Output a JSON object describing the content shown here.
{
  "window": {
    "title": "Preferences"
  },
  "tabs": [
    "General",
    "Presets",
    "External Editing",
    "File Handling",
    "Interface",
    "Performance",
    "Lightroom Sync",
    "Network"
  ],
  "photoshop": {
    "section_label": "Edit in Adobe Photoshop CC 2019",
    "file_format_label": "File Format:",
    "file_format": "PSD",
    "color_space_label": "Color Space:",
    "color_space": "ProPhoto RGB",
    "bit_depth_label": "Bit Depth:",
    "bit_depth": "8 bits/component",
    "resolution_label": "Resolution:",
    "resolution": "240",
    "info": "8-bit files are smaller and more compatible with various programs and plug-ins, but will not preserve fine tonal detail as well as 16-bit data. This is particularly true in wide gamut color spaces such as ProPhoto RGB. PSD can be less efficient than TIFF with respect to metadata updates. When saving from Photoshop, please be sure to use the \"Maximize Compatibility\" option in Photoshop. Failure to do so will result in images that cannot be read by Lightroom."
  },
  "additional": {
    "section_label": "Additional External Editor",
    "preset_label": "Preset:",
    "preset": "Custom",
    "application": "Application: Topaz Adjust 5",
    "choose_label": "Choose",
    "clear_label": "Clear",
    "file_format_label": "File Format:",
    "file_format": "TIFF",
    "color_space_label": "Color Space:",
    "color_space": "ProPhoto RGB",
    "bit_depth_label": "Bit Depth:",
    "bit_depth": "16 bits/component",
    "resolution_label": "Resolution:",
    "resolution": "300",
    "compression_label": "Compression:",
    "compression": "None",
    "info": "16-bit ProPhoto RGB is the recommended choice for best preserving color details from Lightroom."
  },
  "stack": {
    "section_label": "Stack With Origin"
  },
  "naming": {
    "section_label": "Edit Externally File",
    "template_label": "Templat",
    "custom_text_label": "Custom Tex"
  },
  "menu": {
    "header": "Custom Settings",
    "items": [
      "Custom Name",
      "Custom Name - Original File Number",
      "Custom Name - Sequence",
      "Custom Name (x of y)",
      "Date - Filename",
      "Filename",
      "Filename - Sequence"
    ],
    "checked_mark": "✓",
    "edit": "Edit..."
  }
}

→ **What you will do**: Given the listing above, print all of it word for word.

→ **Response**:
Output a JSON object describing the content shown here.
{
  "window": {
    "title": "Preferences"
  },
  "tabs": [
    "General",
    "Presets",
    "External Editing",
    "File Handling",
    "Interface",
    "Performance",
    "Lightroom Sync",
    "Network"
  ],
  "photoshop": {
    "section_label": "Edit in Adobe Photoshop CC 2019",
    "file_format_label": "File Format:",
    "file_format": "PSD",
    "color_space_label": "Color Space:",
    "color_space": "ProPhoto RGB",
    "bit_depth_label": "Bit Depth:",
    "bit_depth": "8 bits/component",
    "resolution_label": "Resolution:",
    "resolution": "240",
    "info": "8-bit files are smaller and more compatible with various programs and plug-ins, but will not preserve fine tonal detail as well as 16-bit data. This is particularly true in wide gamut color spaces such as ProPhoto RGB. PSD can be less efficient than TIFF with respect to metadata updates. When saving from Photoshop, please be sure to use the \"Maximize Compatibility\" option in Photoshop. Failure to do so will result in images that cannot be read by Lightroom."
  },
  "additional": {
    "section_label": "Additional External Editor",
    "preset_label": "Preset:",
    "preset": "Custom",
    "application": "Application: Topaz Adjust 5",
    "choose_label": "Choose",
    "clear_label": "Clear",
    "file_format_label": "File Format:",
    "file_format": "TIFF",
    "color_space_label": "Color Space:",
    "color_space": "ProPhoto RGB",
    "bit_depth_label": "Bit Depth:",
    "bit_depth": "16 bits/component",
    "resolution_label": "Resolution:",
    "resolution": "300",
    "compression_label": "Compression:",
    "compression": "None",
    "info": "16-bit ProPhoto RGB is the recommended choice for best preserving color details from Lightroom."
  },
  "stack": {
    "section_label": "Stack With Origin"
  },
  "naming": {
    "section_label": "Edit Externally File",
    "template_label": "Templat",
    "custom_text_label": "Custom Tex"
  },
  "menu": {
    "header": "Custom Settings",
    "items": [
      "Custom Name",
      "Custom Name - Original File Number",
      "Custom Name - Sequence",
      "Custom Name (x of y)",
      "Date - Filename",
      "Filename",
      "Filename - Sequence"
    ],
    "checked_mark": "✓",
    "edit": "Edit..."
  }
}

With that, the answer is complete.